- CD-ROM drive
- DVD-ROM drive
- SCSI hard drive
- IDE, EIDE, or SATA hard disk
- External USB memory storage device (Toshiba NB100 Battery)
Any of the above devices can be stored with machine code instructions to load an operating system or program.
A chipset, PC chipset or chip set refers to a group of integrated circuits, or chips, that are designed to work together. They are usually marketed as a single product (Toshiba Satellite M300 Battery) .
Diagram of a motherboard chipset
In computing, the term chipset is commonly used to refer to a set of specialized chips on a computer's motherboard or an expansion card. Inpersonal computers the first chipset for the IBM PC AT was the NEAT chipset by Chips and Technologies for the Intel 80286 CPU (Dell INSPIRON 1525 battery) .
Chipsets are the main controllers on the motherboard - they allow the CPU to interface with the various components and expansion cards installed .”

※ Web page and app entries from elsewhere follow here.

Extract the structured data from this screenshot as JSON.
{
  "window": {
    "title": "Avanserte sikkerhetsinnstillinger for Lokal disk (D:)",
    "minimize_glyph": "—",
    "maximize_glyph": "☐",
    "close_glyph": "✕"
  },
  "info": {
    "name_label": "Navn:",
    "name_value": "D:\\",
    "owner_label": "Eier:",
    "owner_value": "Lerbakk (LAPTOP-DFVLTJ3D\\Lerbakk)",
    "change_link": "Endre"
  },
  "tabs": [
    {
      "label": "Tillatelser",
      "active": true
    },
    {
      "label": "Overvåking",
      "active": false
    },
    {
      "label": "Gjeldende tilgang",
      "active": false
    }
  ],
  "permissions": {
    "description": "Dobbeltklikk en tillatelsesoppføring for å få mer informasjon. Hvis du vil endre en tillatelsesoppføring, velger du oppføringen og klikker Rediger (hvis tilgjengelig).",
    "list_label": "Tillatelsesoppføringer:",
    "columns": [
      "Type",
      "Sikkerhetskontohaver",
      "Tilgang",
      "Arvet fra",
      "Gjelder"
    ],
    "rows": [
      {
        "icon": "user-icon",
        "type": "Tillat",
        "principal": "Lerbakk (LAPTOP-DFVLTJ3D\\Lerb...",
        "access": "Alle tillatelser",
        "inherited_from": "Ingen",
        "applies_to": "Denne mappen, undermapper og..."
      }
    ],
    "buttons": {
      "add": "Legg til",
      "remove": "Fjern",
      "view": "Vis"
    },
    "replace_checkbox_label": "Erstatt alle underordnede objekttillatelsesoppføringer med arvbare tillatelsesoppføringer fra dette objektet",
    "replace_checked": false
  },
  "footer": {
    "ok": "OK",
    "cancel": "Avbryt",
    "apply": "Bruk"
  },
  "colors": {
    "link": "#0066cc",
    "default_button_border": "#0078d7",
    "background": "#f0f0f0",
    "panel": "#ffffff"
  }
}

Based on Intel Pentium-class microprocessors, the term chipset often refers to a specific pair of chips on the motherboard: the northbridge and thesouthbridge (Dell Inspiron Mini 10 Battery) .
The northbridge links the CPU to very high-speed devices, especially main memory and graphics controllers, and the southbridge connects to lower-speed peripheral buses (such as PCI or ISA). In many modern chipsets, the southbridge actually contains some on-chip integrated peripherals, such as Ethernet, USB, and audio devices (Dell Latitude D830 Battery) .

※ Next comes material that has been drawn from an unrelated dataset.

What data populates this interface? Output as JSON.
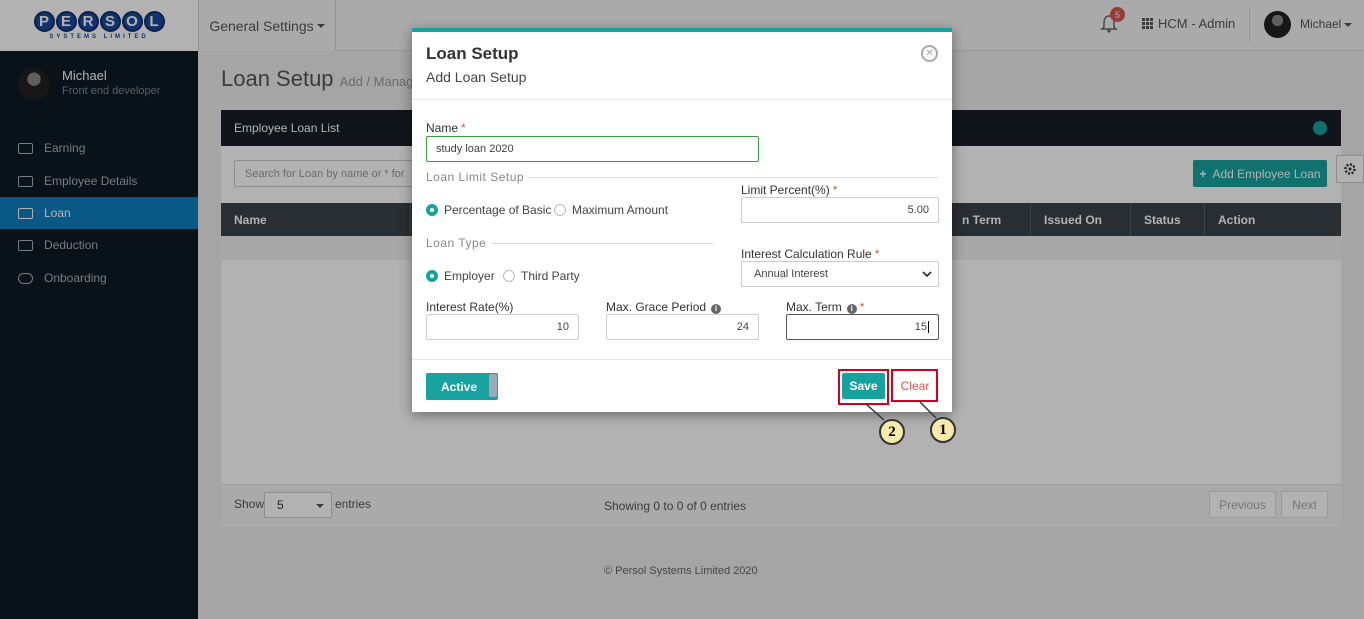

A chipset is usually designed to work with a specific family of microprocessors. Because it controls communications between the processor and external devices, the chipset plays a crucial role in determining system performance.
The manufacturer of a chipset often is independent from the manufacturer of the motherboard. Current manufacturers of chipsets for PC-compatiblemotherboards include NVIDIA, AMD, VIA Technologies, SiS, Intel and Broadcom (Dell Studio 1735 Battery) .
Apple computers and Unix workstations from Sun, NeXT, SGI, and others have traditionally used custom-designed chipsets; now that Sun and Apple both have x86 processors in at least some of their lines of products, they have begun to use standard PC chipsets in some of their computers. Some server manufacturers also develop custom chipsets for their products (Dell Latitude D620 Battery) .
In the 1980s, Chips and Technologies, founded by Gordon Campbell, pioneered the manufacturing of chipsets for PC-compatible computers. Computer systems produced since then often share commonly used chipsets, even across widely disparate computing specialties. For example, theNCR 53C9x, a low-cost chipset implementing a SCSI interface to storage devices, could be found in Unix machines such as the MIPS Magnum, embedded devices, and personal computers (SONY VAIO VGN-FZ150E Battery) .
In home computers, game consoles and arcade game hardware of the 1980s and 1990s, the term chipset was used for the custom audio and graphics chips. Examples include the Commodore Amiga's Original Chip Set or SEGA's System 16 chipset (Dell Studio 1555 Battery , Dell Latitude D610 Battery).